Exercise details — Give back the entire listing verbatim.

Extracted entries —
□ □ □
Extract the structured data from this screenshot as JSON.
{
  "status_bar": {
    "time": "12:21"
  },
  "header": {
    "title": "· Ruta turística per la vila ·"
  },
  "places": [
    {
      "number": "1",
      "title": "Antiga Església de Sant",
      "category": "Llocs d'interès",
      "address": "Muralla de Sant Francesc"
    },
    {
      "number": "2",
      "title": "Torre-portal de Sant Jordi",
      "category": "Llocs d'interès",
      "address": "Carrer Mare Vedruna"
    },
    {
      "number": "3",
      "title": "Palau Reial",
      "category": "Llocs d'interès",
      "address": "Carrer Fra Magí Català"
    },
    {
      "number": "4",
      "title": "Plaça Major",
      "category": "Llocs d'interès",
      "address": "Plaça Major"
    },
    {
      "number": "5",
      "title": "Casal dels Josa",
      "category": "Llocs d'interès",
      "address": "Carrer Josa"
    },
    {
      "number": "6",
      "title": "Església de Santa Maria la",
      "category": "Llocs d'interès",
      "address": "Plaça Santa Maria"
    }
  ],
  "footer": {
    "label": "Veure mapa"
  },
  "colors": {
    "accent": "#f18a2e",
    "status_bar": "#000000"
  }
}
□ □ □
Written answer —
Extract the structured data from this screenshot as JSON.
{
  "status_bar": {
    "time": "12:21"
  },
  "header": {
    "title": "· Ruta turística per la vila ·"
  },
  "places": [
    {
      "number": "1",
      "title": "Antiga Església de Sant",
      "category": "Llocs d'interès",
      "address": "Muralla de Sant Francesc"
    },
    {
      "number": "2",
      "title": "Torre-portal de Sant Jordi",
      "category": "Llocs d'interès",
      "address": "Carrer Mare Vedruna"
    },
    {
      "number": "3",
      "title": "Palau Reial",
      "category": "Llocs d'interès",
      "address": "Carrer Fra Magí Català"
    },
    {
      "number": "4",
      "title": "Plaça Major",
      "category": "Llocs d'interès",
      "address": "Plaça Major"
    },
    {
      "number": "5",
      "title": "Casal dels Josa",
      "category": "Llocs d'interès",
      "address": "Carrer Josa"
    },
    {
      "number": "6",
      "title": "Església de Santa Maria la",
      "category": "Llocs d'interès",
      "address": "Plaça Santa Maria"
    }
  ],
  "footer": {
    "label": "Veure mapa"
  },
  "colors": {
    "accent": "#f18a2e",
    "status_bar": "#000000"
  }
}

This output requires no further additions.